-- Description of the task --
Every line below that has the string "timestamp" needs to be copied.

---- Records shown

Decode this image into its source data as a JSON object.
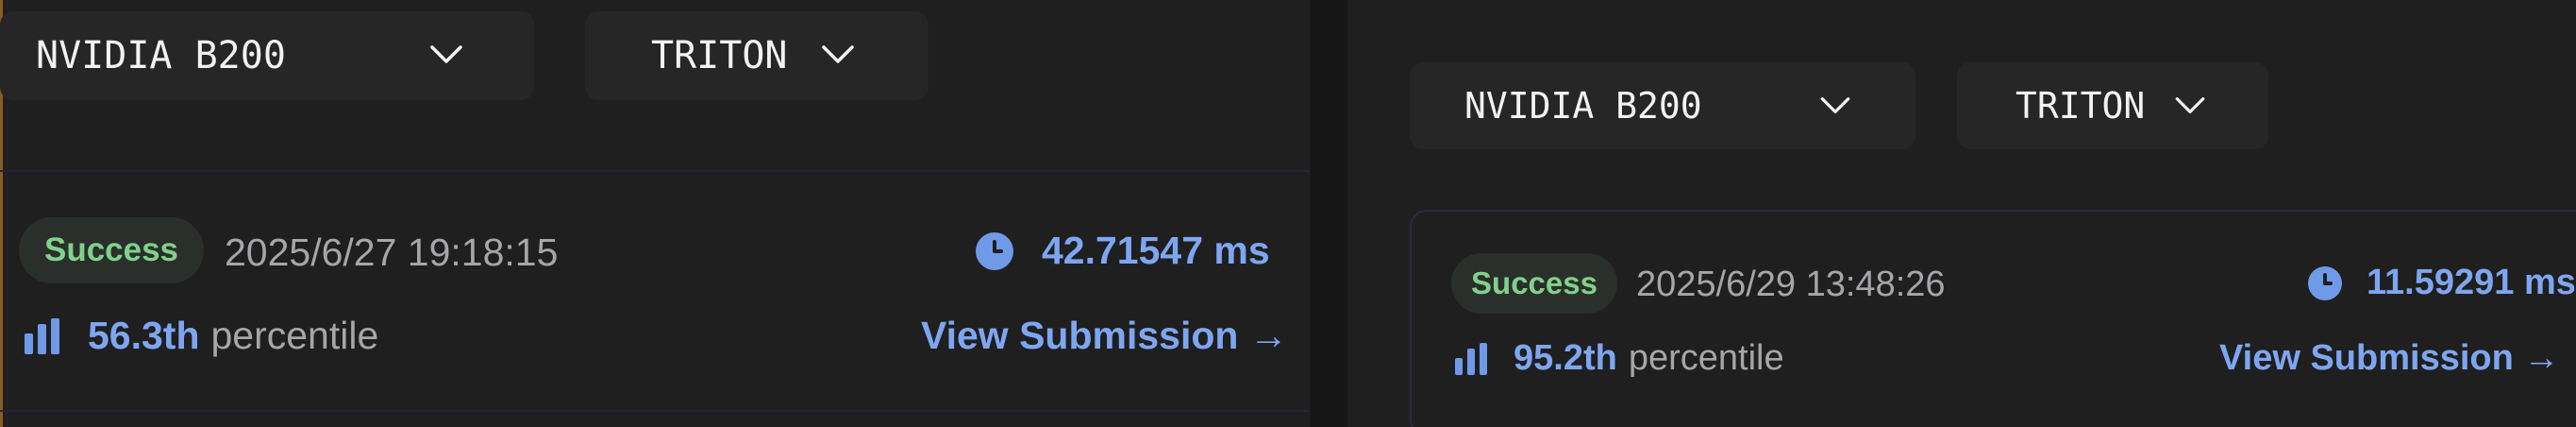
{
  "left": {
    "gpu_select": "NVIDIA B200",
    "lang_select": "TRITON",
    "submission": {
      "status": "Success",
      "timestamp": "2025/6/27 19:18:15",
      "timing": "42.71547 ms",
      "percentile_value": "56.3th",
      "percentile_label": "percentile",
      "link": "View Submission →"
    }
  },
  "right": {
    "gpu_select": "NVIDIA B200",
    "lang_select": "TRITON",
    "submission": {
      "status": "Success",
      "timestamp": "2025/6/29 13:48:26",
      "timing": "11.59291 ms",
      "percentile_value": "95.2th",
      "percentile_label": "percentile",
      "link": "View Submission →"
    }
  },
  "icons": [
    "chevron-down-icon",
    "clock-icon",
    "bar-chart-icon",
    "arrow-right-icon"
  ],
  "colors": {
    "background": "#1f1f20",
    "success": "#7fd18b",
    "accent": "#7ea6f0",
    "muted": "#a6a6a8"
  }
}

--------

-- Solution to this task --
      "timestamp": "2025/6/27 19:18:15",
      "timestamp": "2025/6/29 13:48:26",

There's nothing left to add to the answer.